• _SUPPLIED DATA_
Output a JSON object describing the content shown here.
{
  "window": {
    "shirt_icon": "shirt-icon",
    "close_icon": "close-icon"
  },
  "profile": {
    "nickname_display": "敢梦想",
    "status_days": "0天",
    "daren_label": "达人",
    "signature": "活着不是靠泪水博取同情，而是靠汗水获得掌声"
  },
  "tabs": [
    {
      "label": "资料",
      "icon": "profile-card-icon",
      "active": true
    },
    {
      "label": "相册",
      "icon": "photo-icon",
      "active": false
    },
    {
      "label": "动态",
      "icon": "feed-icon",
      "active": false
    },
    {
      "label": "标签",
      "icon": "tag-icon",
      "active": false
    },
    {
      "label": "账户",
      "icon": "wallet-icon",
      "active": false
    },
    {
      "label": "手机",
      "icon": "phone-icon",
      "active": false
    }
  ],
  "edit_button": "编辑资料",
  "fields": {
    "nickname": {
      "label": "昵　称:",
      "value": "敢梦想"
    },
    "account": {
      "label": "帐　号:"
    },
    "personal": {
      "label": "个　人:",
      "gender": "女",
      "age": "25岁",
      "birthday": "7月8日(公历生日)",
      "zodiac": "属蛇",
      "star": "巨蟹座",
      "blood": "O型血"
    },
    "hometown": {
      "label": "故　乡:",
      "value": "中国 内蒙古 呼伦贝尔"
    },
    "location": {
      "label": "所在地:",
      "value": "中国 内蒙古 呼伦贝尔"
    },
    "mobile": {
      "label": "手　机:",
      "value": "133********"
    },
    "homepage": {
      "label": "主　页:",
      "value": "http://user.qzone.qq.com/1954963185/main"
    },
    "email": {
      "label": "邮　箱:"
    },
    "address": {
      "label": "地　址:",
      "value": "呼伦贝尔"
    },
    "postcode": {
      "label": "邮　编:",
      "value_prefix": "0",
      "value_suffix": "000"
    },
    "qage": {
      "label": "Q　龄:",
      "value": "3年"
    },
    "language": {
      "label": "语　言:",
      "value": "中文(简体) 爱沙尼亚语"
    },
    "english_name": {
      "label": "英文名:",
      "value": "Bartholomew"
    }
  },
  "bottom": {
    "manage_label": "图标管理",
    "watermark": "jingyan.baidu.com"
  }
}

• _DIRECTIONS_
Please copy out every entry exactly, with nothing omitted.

• _EXERCISE ANSWER_
Output a JSON object describing the content shown here.
{
  "window": {
    "shirt_icon": "shirt-icon",
    "close_icon": "close-icon"
  },
  "profile": {
    "nickname_display": "敢梦想",
    "status_days": "0天",
    "daren_label": "达人",
    "signature": "活着不是靠泪水博取同情，而是靠汗水获得掌声"
  },
  "tabs": [
    {
      "label": "资料",
      "icon": "profile-card-icon",
      "active": true
    },
    {
      "label": "相册",
      "icon": "photo-icon",
      "active": false
    },
    {
      "label": "动态",
      "icon": "feed-icon",
      "active": false
    },
    {
      "label": "标签",
      "icon": "tag-icon",
      "active": false
    },
    {
      "label": "账户",
      "icon": "wallet-icon",
      "active": false
    },
    {
      "label": "手机",
      "icon": "phone-icon",
      "active": false
    }
  ],
  "edit_button": "编辑资料",
  "fields": {
    "nickname": {
      "label": "昵　称:",
      "value": "敢梦想"
    },
    "account": {
      "label": "帐　号:"
    },
    "personal": {
      "label": "个　人:",
      "gender": "女",
      "age": "25岁",
      "birthday": "7月8日(公历生日)",
      "zodiac": "属蛇",
      "star": "巨蟹座",
      "blood": "O型血"
    },
    "hometown": {
      "label": "故　乡:",
      "value": "中国 内蒙古 呼伦贝尔"
    },
    "location": {
      "label": "所在地:",
      "value": "中国 内蒙古 呼伦贝尔"
    },
    "mobile": {
      "label": "手　机:",
      "value": "133********"
    },
    "homepage": {
      "label": "主　页:",
      "value": "http://user.qzone.qq.com/1954963185/main"
    },
    "email": {
      "label": "邮　箱:"
    },
    "address": {
      "label": "地　址:",
      "value": "呼伦贝尔"
    },
    "postcode": {
      "label": "邮　编:",
      "value_prefix": "0",
      "value_suffix": "000"
    },
    "qage": {
      "label": "Q　龄:",
      "value": "3年"
    },
    "language": {
      "label": "语　言:",
      "value": "中文(简体) 爱沙尼亚语"
    },
    "english_name": {
      "label": "英文名:",
      "value": "Bartholomew"
    }
  },
  "bottom": {
    "manage_label": "图标管理",
    "watermark": "jingyan.baidu.com"
  }
}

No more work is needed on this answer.